Near the market and along the waterfront of Cádiz is the Paseo Campo del Sur. It's a perfect place to take in the view of the majestic twin bell towers of the 17th-century Catedral de Cádiz, which dominates the skyline. Cádiz is known for its beaches, too, with La Caleta as the most popular stretch of sand in town. It's easy to spend all your time on the beach, but you can also enjoy the water with a half-day sailing tour around the tranquil Bay of Cádiz and down the coast. Tours usually include a glass of Cádiz's regional Garum red wine.
Day 20: Day Trip to Córdoba, Tour the City with a Private Guide
In the morning, a two-hour road trip will take you to Córdoba. A private guide will lead you through the city and to its many historic sites. Start at the Mezquita (Mosque-Cathedral of Córdoba), a former Great Mosque of the Umayyad dynasty, which was later transformed into a Catholic church.
Your next stop is the Alcázar de Los Reyes, a palace built in the 14th century. This is where Christopher Columbus met with the Catholic monarchs and was granted approval for his voyage west in search of the Indies. The terraced gardens, fish ponds, flower beds, and orange trees here make for great photo opportunities. Afterward, meander around the narrow streets of the historic Jewish Quarter. When the tour is finished, return to Seville for your final night in Spain.
Day 21: Depart Seville
Enjoy your final breakfast in Spain. Then, meet your driver for a transfer to the Seville Airport in time to catch your flight. Adiós!
More Great Spain Itineraries

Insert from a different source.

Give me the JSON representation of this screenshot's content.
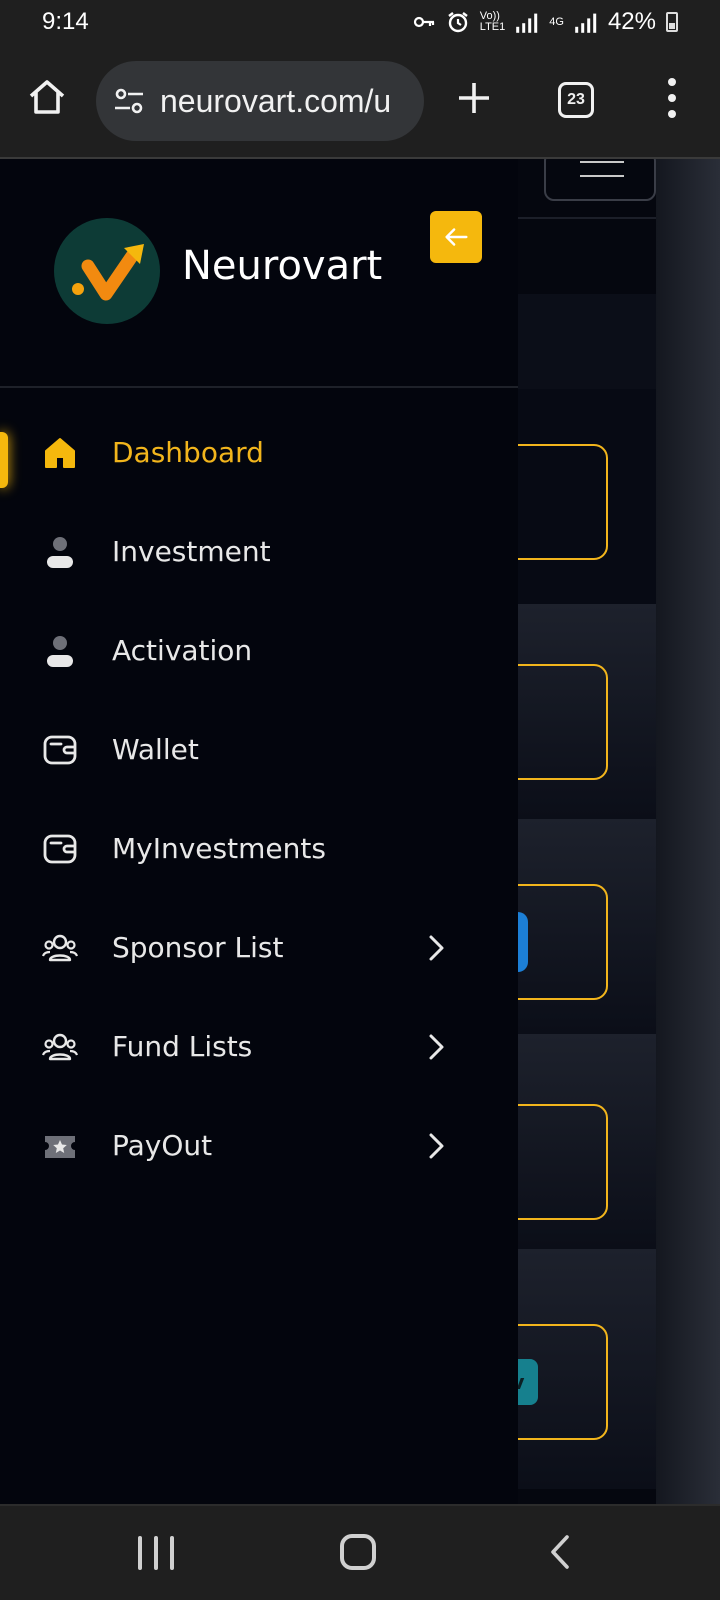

Looking for more inspiration for your trip to Spain? Check out these other Spain itineraries, explore different ways to spend three weeks in Spain, or learn about the best time of year to visit Spain.